The first electric school bus in the Midwest, shown here, at a Minnesota school district in 2017. Credit: Dakota Electric Association

Michigan’s first priority in distributing settlement funds from the 2015 Volkswagen emissions scandal is to replace aging, polluting diesel school buses.

State officials released the “Volkswagen Settlement Beneficiary Mitigation Plan” this week, which will distribute $64.8 million over the next nine years to reduce air pollution from the transportation sector.

The spending plan, which takes place in four phases, targets the replacement of diesel vehicles across a variety of sectors, including local freight vehicles, Great Lakes ferries and airport ground support equipment. The plan also distributes $9.7 million electric vehicle charging stations.

The first phase directs nearly $13 million toward school buses, with up to $3 million specifically for electric buses and charging stations. While school districts have options for replacing them — including with newer diesel models — the state is incentivizing electric and alternative-fuel models by reimbursing more of the upfront costs. The plan will cover up to 70 percent of the cost of a new electric bus and charging station under contract with a public school district compared to 25 percent of the cost of a new diesel bus. Buses powered by propane or compressed natural gas are also eligible for funding.

“We’re funding all of them but incentivizing those with greater emissions reductions,” said Debbie Swartz, pollution prevention program analyst with the Michigan Department of Environmental Quality.

Clean energy advocates sought dedicated funding for electric school buses while the plan was developed over the past two years.
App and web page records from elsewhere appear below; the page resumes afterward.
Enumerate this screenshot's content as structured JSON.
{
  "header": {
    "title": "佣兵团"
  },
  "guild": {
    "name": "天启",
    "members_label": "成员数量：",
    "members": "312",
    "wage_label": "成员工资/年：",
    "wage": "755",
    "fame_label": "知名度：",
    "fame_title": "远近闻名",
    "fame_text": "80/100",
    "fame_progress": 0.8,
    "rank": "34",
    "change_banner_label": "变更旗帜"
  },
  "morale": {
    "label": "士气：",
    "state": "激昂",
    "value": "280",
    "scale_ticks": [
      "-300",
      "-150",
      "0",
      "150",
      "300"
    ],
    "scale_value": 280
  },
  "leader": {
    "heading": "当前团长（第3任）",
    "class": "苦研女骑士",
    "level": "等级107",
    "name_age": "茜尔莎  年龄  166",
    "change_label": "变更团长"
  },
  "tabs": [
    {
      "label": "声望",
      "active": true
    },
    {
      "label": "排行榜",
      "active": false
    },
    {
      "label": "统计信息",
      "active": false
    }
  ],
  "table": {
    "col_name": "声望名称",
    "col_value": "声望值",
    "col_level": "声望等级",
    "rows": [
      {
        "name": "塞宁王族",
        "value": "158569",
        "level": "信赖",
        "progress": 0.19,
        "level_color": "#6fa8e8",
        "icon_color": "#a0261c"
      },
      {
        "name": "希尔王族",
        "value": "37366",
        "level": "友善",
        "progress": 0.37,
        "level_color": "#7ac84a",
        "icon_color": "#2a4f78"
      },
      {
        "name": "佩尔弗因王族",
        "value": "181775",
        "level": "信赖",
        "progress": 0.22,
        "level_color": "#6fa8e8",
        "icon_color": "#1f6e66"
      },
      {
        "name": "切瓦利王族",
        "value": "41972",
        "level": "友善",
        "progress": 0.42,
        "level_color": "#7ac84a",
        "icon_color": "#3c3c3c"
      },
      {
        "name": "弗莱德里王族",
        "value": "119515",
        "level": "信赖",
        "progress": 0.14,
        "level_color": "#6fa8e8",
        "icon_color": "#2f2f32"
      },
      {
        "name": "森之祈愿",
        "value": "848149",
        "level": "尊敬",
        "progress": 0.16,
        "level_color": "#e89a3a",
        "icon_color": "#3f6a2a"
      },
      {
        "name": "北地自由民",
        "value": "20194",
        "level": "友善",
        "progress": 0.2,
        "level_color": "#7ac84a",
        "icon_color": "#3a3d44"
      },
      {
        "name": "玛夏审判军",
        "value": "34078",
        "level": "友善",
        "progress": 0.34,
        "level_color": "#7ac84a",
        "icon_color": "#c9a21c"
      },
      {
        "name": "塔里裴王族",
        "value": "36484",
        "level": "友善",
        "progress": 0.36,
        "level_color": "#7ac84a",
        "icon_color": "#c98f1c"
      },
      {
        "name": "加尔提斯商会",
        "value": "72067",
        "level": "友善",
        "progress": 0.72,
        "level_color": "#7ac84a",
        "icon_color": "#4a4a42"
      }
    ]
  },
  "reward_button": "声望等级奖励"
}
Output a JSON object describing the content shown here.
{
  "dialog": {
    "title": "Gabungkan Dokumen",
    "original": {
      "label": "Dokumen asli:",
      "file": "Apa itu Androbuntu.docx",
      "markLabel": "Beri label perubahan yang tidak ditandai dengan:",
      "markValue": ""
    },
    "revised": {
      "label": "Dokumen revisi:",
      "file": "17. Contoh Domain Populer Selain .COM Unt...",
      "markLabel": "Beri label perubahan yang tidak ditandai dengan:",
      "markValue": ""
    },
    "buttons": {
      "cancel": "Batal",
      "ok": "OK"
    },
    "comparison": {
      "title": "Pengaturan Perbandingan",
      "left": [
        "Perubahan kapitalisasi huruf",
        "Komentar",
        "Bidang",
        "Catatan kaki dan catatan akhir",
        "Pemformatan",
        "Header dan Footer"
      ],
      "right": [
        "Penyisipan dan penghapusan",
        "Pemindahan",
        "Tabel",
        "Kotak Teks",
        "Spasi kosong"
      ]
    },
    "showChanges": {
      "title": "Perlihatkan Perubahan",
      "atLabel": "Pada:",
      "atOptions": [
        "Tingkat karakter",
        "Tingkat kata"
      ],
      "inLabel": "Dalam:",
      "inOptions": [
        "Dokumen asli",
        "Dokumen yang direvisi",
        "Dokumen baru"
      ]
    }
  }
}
Susan Mudd, senior policy advocate for the Environmental Law and Policy Center that has tracked Volkswagen settlement spending across Midwest states, called Michigan’s plan “eminently reasonable.”

“One thing that stands out in a positive way for Michigan is the ($3 million) carve-out for electric school buses,” Mudd said. “School buses are lagging behind technologically and with funding” compared to other vehicle fleets.

Funding is available to government agencies, schools, transit authorities, private businesses, metropolitan planning organizations, nonprofits and tribes. Applications for funding are reviewed on a competitive basis and reimburse entities a percentage of the cost of a new vehicle. Applicants in 10 counties with higher levels of air pollution will also be prioritized.

Of the $64.8 million Michigan received from the $2.8 billion Volkswagen settlement:

  • $19.4 million (30 percent) is for local freight vehicles, shuttle buses and transit buses;
  • $16.2 million (25 percent) is for freight switchers, Great Lakes ferries and tug boats, shore power, port cargo handling equipment and forklifts and airport ground support equipment;
  • $13 million (20 percent) for school buses;
  • $9.7 million (15 percent) for light-duty zero-emissions vehicles supply equipment, or charging stations; and
  • $6.5 million (10 percent) for program administration.

Charles Griffith, director of the Ecology Center’s climate and energy program, said he is supportive of Michigan’s plan. While he had hoped for more dedicated funding specifically for zero-emissions vehicles, the incentives for electric models may help steer applicants in that direction.

The plan “at least acknowledges the fact that these technologies cost a little more upfront but provide fuel savings over the life of the vehicles,” Griffith said. “The easy thing to do if you have an old diesel piece of equipment is just buy a different one. It’s a little more of a jump to try out a new alternative fuel vehicle or EV, which falls outside folks’ normal or comfort zone.”

Michigan follows most other Midwest states in issuing Volkswagen settlement spending plans. Ohio, for example, recently issued its first round of grants from its $75 million in settlement funds, which include school districts, a waste-hauling company and Coca-Cola Bottling Co.

Swartz said each state has adopted unique plans “tailored to meet their needs.”

“There are varieties and different flavors in each plan,” Mudd said of the Midwest.

The ELPC and others will now closely follow how applicants are selected for Michigan funding.

“The next steps will be very important to watch as they implement the plan,” Griffith said. “Hopefully they will do it in a good way.”

Andy compiles the Midwest Energy News digest and was a journalism fellow for Midwest Energy News from 2014-2020. He is managing editor of MiBiz in Grand Rapids, Michigan, and was formerly a reporter and editor at City Pulse, Lansing’s alternative newsweekly.